> [Task goal] Using the records below, give the number of lines where the word "JSON" appears, with no further output.

> [Dataset extract]
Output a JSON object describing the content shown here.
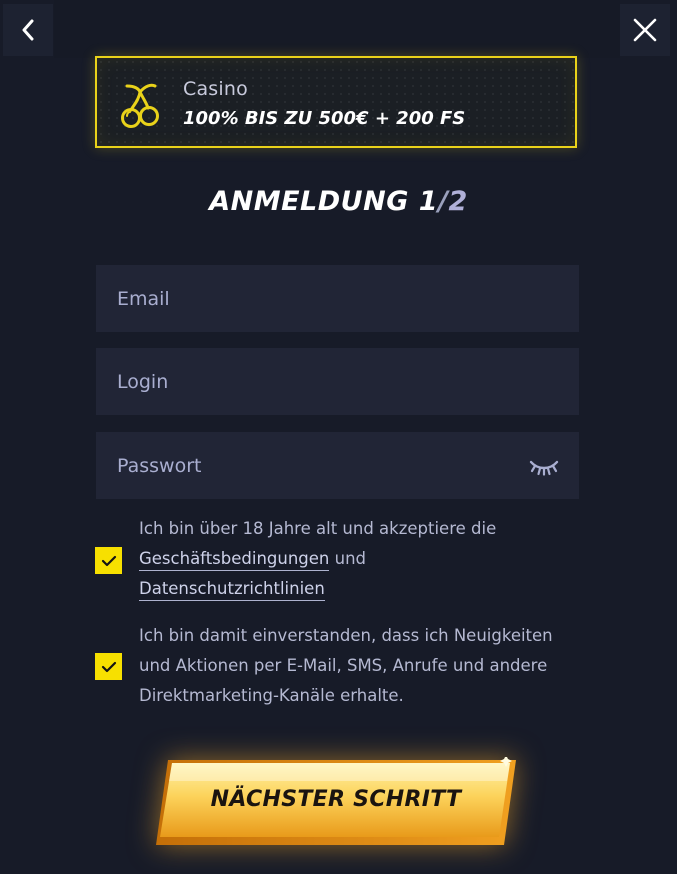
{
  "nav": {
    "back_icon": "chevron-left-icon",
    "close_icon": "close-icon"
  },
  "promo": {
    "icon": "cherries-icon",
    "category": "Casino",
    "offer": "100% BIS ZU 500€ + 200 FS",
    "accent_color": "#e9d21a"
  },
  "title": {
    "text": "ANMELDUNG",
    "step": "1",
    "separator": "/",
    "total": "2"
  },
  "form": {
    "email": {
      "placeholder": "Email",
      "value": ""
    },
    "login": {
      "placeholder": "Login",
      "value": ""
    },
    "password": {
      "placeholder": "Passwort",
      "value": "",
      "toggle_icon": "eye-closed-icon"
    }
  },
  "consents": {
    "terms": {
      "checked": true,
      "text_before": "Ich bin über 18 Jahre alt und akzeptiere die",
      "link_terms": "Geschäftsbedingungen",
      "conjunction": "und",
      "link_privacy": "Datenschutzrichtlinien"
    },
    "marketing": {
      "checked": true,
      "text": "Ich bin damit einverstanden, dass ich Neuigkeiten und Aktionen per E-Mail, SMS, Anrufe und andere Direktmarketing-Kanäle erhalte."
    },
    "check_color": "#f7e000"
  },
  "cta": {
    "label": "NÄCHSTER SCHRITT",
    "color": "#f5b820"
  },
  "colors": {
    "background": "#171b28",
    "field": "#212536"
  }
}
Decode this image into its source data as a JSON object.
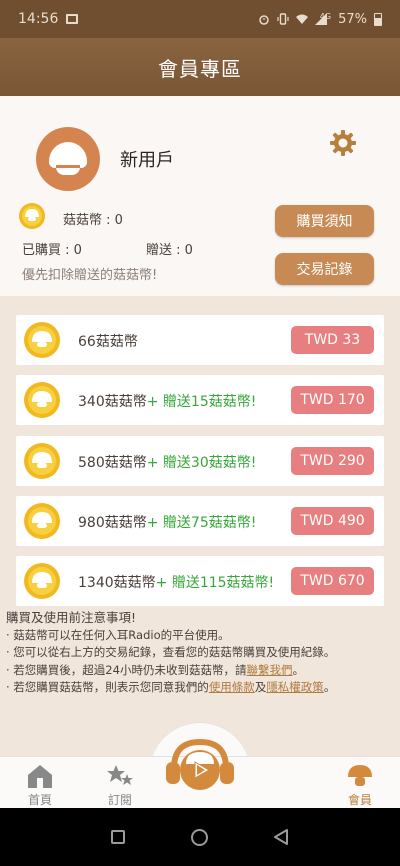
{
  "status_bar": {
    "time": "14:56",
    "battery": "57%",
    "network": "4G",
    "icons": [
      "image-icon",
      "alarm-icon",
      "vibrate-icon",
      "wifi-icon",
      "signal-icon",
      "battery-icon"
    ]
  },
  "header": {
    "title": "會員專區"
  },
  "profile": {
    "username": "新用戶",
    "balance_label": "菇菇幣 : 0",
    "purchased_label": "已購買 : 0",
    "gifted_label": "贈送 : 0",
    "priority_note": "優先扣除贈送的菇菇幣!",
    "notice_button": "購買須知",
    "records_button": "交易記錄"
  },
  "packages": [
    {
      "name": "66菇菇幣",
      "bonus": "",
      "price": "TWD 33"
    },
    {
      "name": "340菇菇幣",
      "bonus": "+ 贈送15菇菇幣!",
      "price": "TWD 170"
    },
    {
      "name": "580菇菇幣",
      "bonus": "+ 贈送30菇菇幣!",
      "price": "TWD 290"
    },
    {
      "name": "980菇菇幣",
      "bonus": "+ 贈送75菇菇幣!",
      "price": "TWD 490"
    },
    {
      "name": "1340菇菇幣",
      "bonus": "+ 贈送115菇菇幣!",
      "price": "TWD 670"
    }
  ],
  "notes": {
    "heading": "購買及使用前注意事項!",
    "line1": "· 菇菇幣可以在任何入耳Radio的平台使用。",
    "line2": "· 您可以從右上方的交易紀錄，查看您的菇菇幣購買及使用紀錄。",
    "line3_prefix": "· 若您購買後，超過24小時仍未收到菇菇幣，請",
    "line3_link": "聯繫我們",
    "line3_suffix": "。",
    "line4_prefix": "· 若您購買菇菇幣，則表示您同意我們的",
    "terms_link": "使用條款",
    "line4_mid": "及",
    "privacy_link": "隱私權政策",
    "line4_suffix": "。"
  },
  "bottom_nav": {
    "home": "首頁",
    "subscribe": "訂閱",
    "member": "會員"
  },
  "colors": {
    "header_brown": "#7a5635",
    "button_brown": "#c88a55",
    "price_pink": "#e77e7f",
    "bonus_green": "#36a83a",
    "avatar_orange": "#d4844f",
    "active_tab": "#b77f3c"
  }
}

> [Answer space] 2